Luckily, none of the information Luke provided seems life-threatening. Or is it? 

Back Muscles and Shiny Mirror Tendons / Back, neck and shoulder muscles, fascia

Back Muscles and Shiny Mirror Tendons / Back, neck and shoulder muscles, fascia by Susan Dorothea White

No doctor had ever mentioned any of Luke’s observations about the workings of my body to me. If they’d ever noticed my crooked pelvis or overactive neck muscles, they’d never let on, which I find at best, fascinating. At worst, infuriating. In all the well-meant suggestions from doctors to watch my weight or exercise and eat well, not one had ever offered tangible guidance or advisories about the complexities of my personal anatomy. None had noticed or mentioned that I might find certain aspects of my muscular upkeep challenging based on the natural tendencies of my posture and presentation.

But isn’t it the job of a doctor to inform patients about the workings of their body? To set them up for physical and psychological success? Luke’s findings mean that there are steps I can take to correct my altered posture and soothe my most affected and strained muscles. His approach calls to light an age-old debate about the world of medicine: Is medicine best utilized preventatively or prescriptively? Perhaps a doctor would not have taken notice of Luke’s observations about me until I arrived in their office, old, hunched, and ailing from lifelong muscular and posture problems.  

Luke takes me through a number of exercises, only one of which I am truly familiar with: the lat pulldown, a bench and metal bar meant to work out the biceps and lower back, or so I’d thought.

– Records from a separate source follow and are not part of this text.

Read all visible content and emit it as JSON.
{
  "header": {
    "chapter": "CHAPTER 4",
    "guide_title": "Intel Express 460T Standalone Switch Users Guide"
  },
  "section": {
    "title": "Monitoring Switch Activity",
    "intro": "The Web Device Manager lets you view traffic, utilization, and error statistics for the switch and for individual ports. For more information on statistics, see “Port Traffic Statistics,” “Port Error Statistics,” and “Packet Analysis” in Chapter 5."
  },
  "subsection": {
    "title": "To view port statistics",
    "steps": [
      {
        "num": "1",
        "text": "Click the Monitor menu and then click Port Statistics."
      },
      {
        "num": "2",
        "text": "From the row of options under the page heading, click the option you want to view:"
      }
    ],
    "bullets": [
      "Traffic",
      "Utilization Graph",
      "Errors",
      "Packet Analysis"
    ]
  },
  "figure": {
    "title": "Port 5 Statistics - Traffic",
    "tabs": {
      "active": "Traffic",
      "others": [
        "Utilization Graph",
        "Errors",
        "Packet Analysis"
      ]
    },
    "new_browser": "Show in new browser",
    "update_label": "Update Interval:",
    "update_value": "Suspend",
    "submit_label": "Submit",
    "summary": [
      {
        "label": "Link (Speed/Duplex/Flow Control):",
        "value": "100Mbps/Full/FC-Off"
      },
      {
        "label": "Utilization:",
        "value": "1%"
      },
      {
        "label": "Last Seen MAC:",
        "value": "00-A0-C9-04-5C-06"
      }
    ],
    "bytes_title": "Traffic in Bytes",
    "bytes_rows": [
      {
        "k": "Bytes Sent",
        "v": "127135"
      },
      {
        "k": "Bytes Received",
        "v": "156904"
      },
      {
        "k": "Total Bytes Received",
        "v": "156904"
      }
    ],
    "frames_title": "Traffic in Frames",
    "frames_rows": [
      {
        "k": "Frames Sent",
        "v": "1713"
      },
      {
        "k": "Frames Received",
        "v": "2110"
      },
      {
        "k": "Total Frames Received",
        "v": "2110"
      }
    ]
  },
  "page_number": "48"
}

When I’d encountered this machine before, I glanced at the introduction illustration, got into position, and pulled down. Overtime, I upped the weight limit. I felt my muscles working. That’s all there is to it, right? 

Drawing the Bow / Muscle Action of an Archer (anterior view)

Drawing the Bow / Muscle Action of an Archer (anterior view) by Susan Dorothea White

When Luke sits me down, he adjusts me into the correct position. I am supposed to hold my torso at an 120 degree angle, not 90 (as the picture suggests). My hands are supposed to hold the bar near the outer edges. I am supposed to suck my bellybutton in, engage my core, and pull the bar to my collarbone in front of my face. With every pull, my shoulders are to gather together at the center of my back, perfecting the contraction. Exhale on the pull, inhale on the release.

I sit on the bench, breathing hard in between reps, realizing how much time I’ve wasted at the gym in the past. I’ve likely never done a proper rep on any machine in my life. Most probably, my core only has the strength it was born with. And I certainly can’t name any of the muscles my body truly needed to work: the miniature muscles supporting the big guys, the ones that were hard as asphalt from being neglected for so long. 

But soon the frustration congeals around my ignorance and starts to melt, giving way to hope. An education about my body and the proper care of it—one I’ve always wanted and never known how to access—has suddenly appeared before me in the shape of a big-hearted personal trainer. Over the crest of the hill, I can see all that is possible if I can harness my newfound hope and let learning lead me through the fog. It is empowering to feel, for the first time in my life, that my relationship to the concepts of health, wellness, and even capital-F Fitness is, in fact, mine—one that holds as much promise and possibility as I dare to put into it. 

Regan's Headshot

Regan Humphrey is an award-winning writer and MFA candidate at Antioch University Los Angeles, studying Young Adult Fiction. She is a writing mentor, film-enthusiast, music-buff, and longtime performer. She holds degrees in Marriage & Family Therapy, Cross-Cultural Relations, and Creative Arts, Writing & Performance.

Artwork: © Susan Dorothea White